- [EXERCISE REQUIREMENTS]: Although the records include pictures, print only the rest, exactly as written.

- [RECORDS]:
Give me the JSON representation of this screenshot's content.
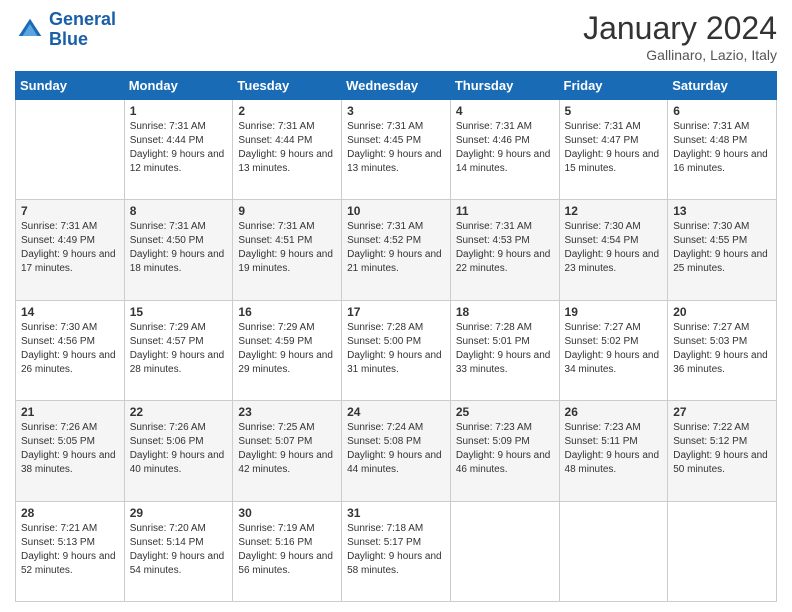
{
  "logo": {
    "line1": "General",
    "line2": "Blue"
  },
  "header": {
    "title": "January 2024",
    "subtitle": "Gallinaro, Lazio, Italy"
  },
  "weekdays": [
    "Sunday",
    "Monday",
    "Tuesday",
    "Wednesday",
    "Thursday",
    "Friday",
    "Saturday"
  ],
  "weeks": [
    [
      {
        "day": "",
        "sunrise": "",
        "sunset": "",
        "daylight": ""
      },
      {
        "day": "1",
        "sunrise": "Sunrise: 7:31 AM",
        "sunset": "Sunset: 4:44 PM",
        "daylight": "Daylight: 9 hours and 12 minutes."
      },
      {
        "day": "2",
        "sunrise": "Sunrise: 7:31 AM",
        "sunset": "Sunset: 4:44 PM",
        "daylight": "Daylight: 9 hours and 13 minutes."
      },
      {
        "day": "3",
        "sunrise": "Sunrise: 7:31 AM",
        "sunset": "Sunset: 4:45 PM",
        "daylight": "Daylight: 9 hours and 13 minutes."
      },
      {
        "day": "4",
        "sunrise": "Sunrise: 7:31 AM",
        "sunset": "Sunset: 4:46 PM",
        "daylight": "Daylight: 9 hours and 14 minutes."
      },
      {
        "day": "5",
        "sunrise": "Sunrise: 7:31 AM",
        "sunset": "Sunset: 4:47 PM",
        "daylight": "Daylight: 9 hours and 15 minutes."
      },
      {
        "day": "6",
        "sunrise": "Sunrise: 7:31 AM",
        "sunset": "Sunset: 4:48 PM",
        "daylight": "Daylight: 9 hours and 16 minutes."
      }
    ],
    [
      {
        "day": "7",
        "sunrise": "Sunrise: 7:31 AM",
        "sunset": "Sunset: 4:49 PM",
        "daylight": "Daylight: 9 hours and 17 minutes."
      },
      {
        "day": "8",
        "sunrise": "Sunrise: 7:31 AM",
        "sunset": "Sunset: 4:50 PM",
        "daylight": "Daylight: 9 hours and 18 minutes."
      },
      {
        "day": "9",
        "sunrise": "Sunrise: 7:31 AM",
        "sunset": "Sunset: 4:51 PM",
        "daylight": "Daylight: 9 hours and 19 minutes."
      },
      {
        "day": "10",
        "sunrise": "Sunrise: 7:31 AM",
        "sunset": "Sunset: 4:52 PM",
        "daylight": "Daylight: 9 hours and 21 minutes."
      },
      {
        "day": "11",
        "sunrise": "Sunrise: 7:31 AM",
        "sunset": "Sunset: 4:53 PM",
        "daylight": "Daylight: 9 hours and 22 minutes."
      },
      {
        "day": "12",
        "sunrise": "Sunrise: 7:30 AM",
        "sunset": "Sunset: 4:54 PM",
        "daylight": "Daylight: 9 hours and 23 minutes."
      },
      {
        "day": "13",
        "sunrise": "Sunrise: 7:30 AM",
        "sunset": "Sunset: 4:55 PM",
        "daylight": "Daylight: 9 hours and 25 minutes."
      }
    ],
    [
      {
        "day": "14",
        "sunrise": "Sunrise: 7:30 AM",
        "sunset": "Sunset: 4:56 PM",
        "daylight": "Daylight: 9 hours and 26 minutes."
      },
      {
        "day": "15",
        "sunrise": "Sunrise: 7:29 AM",
        "sunset": "Sunset: 4:57 PM",
        "daylight": "Daylight: 9 hours and 28 minutes."
      },
      {
        "day": "16",
        "sunrise": "Sunrise: 7:29 AM",
        "sunset": "Sunset: 4:59 PM",
        "daylight": "Daylight: 9 hours and 29 minutes."
      },
      {
        "day": "17",
        "sunrise": "Sunrise: 7:28 AM",
        "sunset": "Sunset: 5:00 PM",
        "daylight": "Daylight: 9 hours and 31 minutes."
      },
      {
        "day": "18",
        "sunrise": "Sunrise: 7:28 AM",
        "sunset": "Sunset: 5:01 PM",
        "daylight": "Daylight: 9 hours and 33 minutes."
      },
      {
        "day": "19",
        "sunrise": "Sunrise: 7:27 AM",
        "sunset": "Sunset: 5:02 PM",
        "daylight": "Daylight: 9 hours and 34 minutes."
      },
      {
        "day": "20",
        "sunrise": "Sunrise: 7:27 AM",
        "sunset": "Sunset: 5:03 PM",
        "daylight": "Daylight: 9 hours and 36 minutes."
      }
    ],
    [
      {
        "day": "21",
        "sunrise": "Sunrise: 7:26 AM",
        "sunset": "Sunset: 5:05 PM",
        "daylight": "Daylight: 9 hours and 38 minutes."
      },
      {
        "day": "22",
        "sunrise": "Sunrise: 7:26 AM",
        "sunset": "Sunset: 5:06 PM",
        "daylight": "Daylight: 9 hours and 40 minutes."
      },
      {
        "day": "23",
        "sunrise": "Sunrise: 7:25 AM",
        "sunset": "Sunset: 5:07 PM",
        "daylight": "Daylight: 9 hours and 42 minutes."
      },
      {
        "day": "24",
        "sunrise": "Sunrise: 7:24 AM",
        "sunset": "Sunset: 5:08 PM",
        "daylight": "Daylight: 9 hours and 44 minutes."
      },
      {
        "day": "25",
        "sunrise": "Sunrise: 7:23 AM",
        "sunset": "Sunset: 5:09 PM",
        "daylight": "Daylight: 9 hours and 46 minutes."
      },
      {
        "day": "26",
        "sunrise": "Sunrise: 7:23 AM",
        "sunset": "Sunset: 5:11 PM",
        "daylight": "Daylight: 9 hours and 48 minutes."
      },
      {
        "day": "27",
        "sunrise": "Sunrise: 7:22 AM",
        "sunset": "Sunset: 5:12 PM",
        "daylight": "Daylight: 9 hours and 50 minutes."
      }
    ],
    [
      {
        "day": "28",
        "sunrise": "Sunrise: 7:21 AM",
        "sunset": "Sunset: 5:13 PM",
        "daylight": "Daylight: 9 hours and 52 minutes."
      },
      {
        "day": "29",
        "sunrise": "Sunrise: 7:20 AM",
        "sunset": "Sunset: 5:14 PM",
        "daylight": "Daylight: 9 hours and 54 minutes."
      },
      {
        "day": "30",
        "sunrise": "Sunrise: 7:19 AM",
        "sunset": "Sunset: 5:16 PM",
        "daylight": "Daylight: 9 hours and 56 minutes."
      },
      {
        "day": "31",
        "sunrise": "Sunrise: 7:18 AM",
        "sunset": "Sunset: 5:17 PM",
        "daylight": "Daylight: 9 hours and 58 minutes."
      },
      {
        "day": "",
        "sunrise": "",
        "sunset": "",
        "daylight": ""
      },
      {
        "day": "",
        "sunrise": "",
        "sunset": "",
        "daylight": ""
      },
      {
        "day": "",
        "sunrise": "",
        "sunset": "",
        "daylight": ""
      }
    ]
  ]
}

- [ANSWER SPACE]:
Give me the JSON representation of this screenshot's content.
{
  "logo": {
    "line1": "General",
    "line2": "Blue"
  },
  "header": {
    "title": "January 2024",
    "subtitle": "Gallinaro, Lazio, Italy"
  },
  "weekdays": [
    "Sunday",
    "Monday",
    "Tuesday",
    "Wednesday",
    "Thursday",
    "Friday",
    "Saturday"
  ],
  "weeks": [
    [
      {
        "day": "",
        "sunrise": "",
        "sunset": "",
        "daylight": ""
      },
      {
        "day": "1",
        "sunrise": "Sunrise: 7:31 AM",
        "sunset": "Sunset: 4:44 PM",
        "daylight": "Daylight: 9 hours and 12 minutes."
      },
      {
        "day": "2",
        "sunrise": "Sunrise: 7:31 AM",
        "sunset": "Sunset: 4:44 PM",
        "daylight": "Daylight: 9 hours and 13 minutes."
      },
      {
        "day": "3",
        "sunrise": "Sunrise: 7:31 AM",
        "sunset": "Sunset: 4:45 PM",
        "daylight": "Daylight: 9 hours and 13 minutes."
      },
      {
        "day": "4",
        "sunrise": "Sunrise: 7:31 AM",
        "sunset": "Sunset: 4:46 PM",
        "daylight": "Daylight: 9 hours and 14 minutes."
      },
      {
        "day": "5",
        "sunrise": "Sunrise: 7:31 AM",
        "sunset": "Sunset: 4:47 PM",
        "daylight": "Daylight: 9 hours and 15 minutes."
      },
      {
        "day": "6",
        "sunrise": "Sunrise: 7:31 AM",
        "sunset": "Sunset: 4:48 PM",
        "daylight": "Daylight: 9 hours and 16 minutes."
      }
    ],
    [
      {
        "day": "7",
        "sunrise": "Sunrise: 7:31 AM",
        "sunset": "Sunset: 4:49 PM",
        "daylight": "Daylight: 9 hours and 17 minutes."
      },
      {
        "day": "8",
        "sunrise": "Sunrise: 7:31 AM",
        "sunset": "Sunset: 4:50 PM",
        "daylight": "Daylight: 9 hours and 18 minutes."
      },
      {
        "day": "9",
        "sunrise": "Sunrise: 7:31 AM",
        "sunset": "Sunset: 4:51 PM",
        "daylight": "Daylight: 9 hours and 19 minutes."
      },
      {
        "day": "10",
        "sunrise": "Sunrise: 7:31 AM",
        "sunset": "Sunset: 4:52 PM",
        "daylight": "Daylight: 9 hours and 21 minutes."
      },
      {
        "day": "11",
        "sunrise": "Sunrise: 7:31 AM",
        "sunset": "Sunset: 4:53 PM",
        "daylight": "Daylight: 9 hours and 22 minutes."
      },
      {
        "day": "12",
        "sunrise": "Sunrise: 7:30 AM",
        "sunset": "Sunset: 4:54 PM",
        "daylight": "Daylight: 9 hours and 23 minutes."
      },
      {
        "day": "13",
        "sunrise": "Sunrise: 7:30 AM",
        "sunset": "Sunset: 4:55 PM",
        "daylight": "Daylight: 9 hours and 25 minutes."
      }
    ],
    [
      {
        "day": "14",
        "sunrise": "Sunrise: 7:30 AM",
        "sunset": "Sunset: 4:56 PM",
        "daylight": "Daylight: 9 hours and 26 minutes."
      },
      {
        "day": "15",
        "sunrise": "Sunrise: 7:29 AM",
        "sunset": "Sunset: 4:57 PM",
        "daylight": "Daylight: 9 hours and 28 minutes."
      },
      {
        "day": "16",
        "sunrise": "Sunrise: 7:29 AM",
        "sunset": "Sunset: 4:59 PM",
        "daylight": "Daylight: 9 hours and 29 minutes."
      },
      {
        "day": "17",
        "sunrise": "Sunrise: 7:28 AM",
        "sunset": "Sunset: 5:00 PM",
        "daylight": "Daylight: 9 hours and 31 minutes."
      },
      {
        "day": "18",
        "sunrise": "Sunrise: 7:28 AM",
        "sunset": "Sunset: 5:01 PM",
        "daylight": "Daylight: 9 hours and 33 minutes."
      },
      {
        "day": "19",
        "sunrise": "Sunrise: 7:27 AM",
        "sunset": "Sunset: 5:02 PM",
        "daylight": "Daylight: 9 hours and 34 minutes."
      },
      {
        "day": "20",
        "sunrise": "Sunrise: 7:27 AM",
        "sunset": "Sunset: 5:03 PM",
        "daylight": "Daylight: 9 hours and 36 minutes."
      }
    ],
    [
      {
        "day": "21",
        "sunrise": "Sunrise: 7:26 AM",
        "sunset": "Sunset: 5:05 PM",
        "daylight": "Daylight: 9 hours and 38 minutes."
      },
      {
        "day": "22",
        "sunrise": "Sunrise: 7:26 AM",
        "sunset": "Sunset: 5:06 PM",
        "daylight": "Daylight: 9 hours and 40 minutes."
      },
      {
        "day": "23",
        "sunrise": "Sunrise: 7:25 AM",
        "sunset": "Sunset: 5:07 PM",
        "daylight": "Daylight: 9 hours and 42 minutes."
      },
      {
        "day": "24",
        "sunrise": "Sunrise: 7:24 AM",
        "sunset": "Sunset: 5:08 PM",
        "daylight": "Daylight: 9 hours and 44 minutes."
      },
      {
        "day": "25",
        "sunrise": "Sunrise: 7:23 AM",
        "sunset": "Sunset: 5:09 PM",
        "daylight": "Daylight: 9 hours and 46 minutes."
      },
      {
        "day": "26",
        "sunrise": "Sunrise: 7:23 AM",
        "sunset": "Sunset: 5:11 PM",
        "daylight": "Daylight: 9 hours and 48 minutes."
      },
      {
        "day": "27",
        "sunrise": "Sunrise: 7:22 AM",
        "sunset": "Sunset: 5:12 PM",
        "daylight": "Daylight: 9 hours and 50 minutes."
      }
    ],
    [
      {
        "day": "28",
        "sunrise": "Sunrise: 7:21 AM",
        "sunset": "Sunset: 5:13 PM",
        "daylight": "Daylight: 9 hours and 52 minutes."
      },
      {
        "day": "29",
        "sunrise": "Sunrise: 7:20 AM",
        "sunset": "Sunset: 5:14 PM",
        "daylight": "Daylight: 9 hours and 54 minutes."
      },
      {
        "day": "30",
        "sunrise": "Sunrise: 7:19 AM",
        "sunset": "Sunset: 5:16 PM",
        "daylight": "Daylight: 9 hours and 56 minutes."
      },
      {
        "day": "31",
        "sunrise": "Sunrise: 7:18 AM",
        "sunset": "Sunset: 5:17 PM",
        "daylight": "Daylight: 9 hours and 58 minutes."
      },
      {
        "day": "",
        "sunrise": "",
        "sunset": "",
        "daylight": ""
      },
      {
        "day": "",
        "sunrise": "",
        "sunset": "",
        "daylight": ""
      },
      {
        "day": "",
        "sunrise": "",
        "sunset": "",
        "daylight": ""
      }
    ]
  ]
}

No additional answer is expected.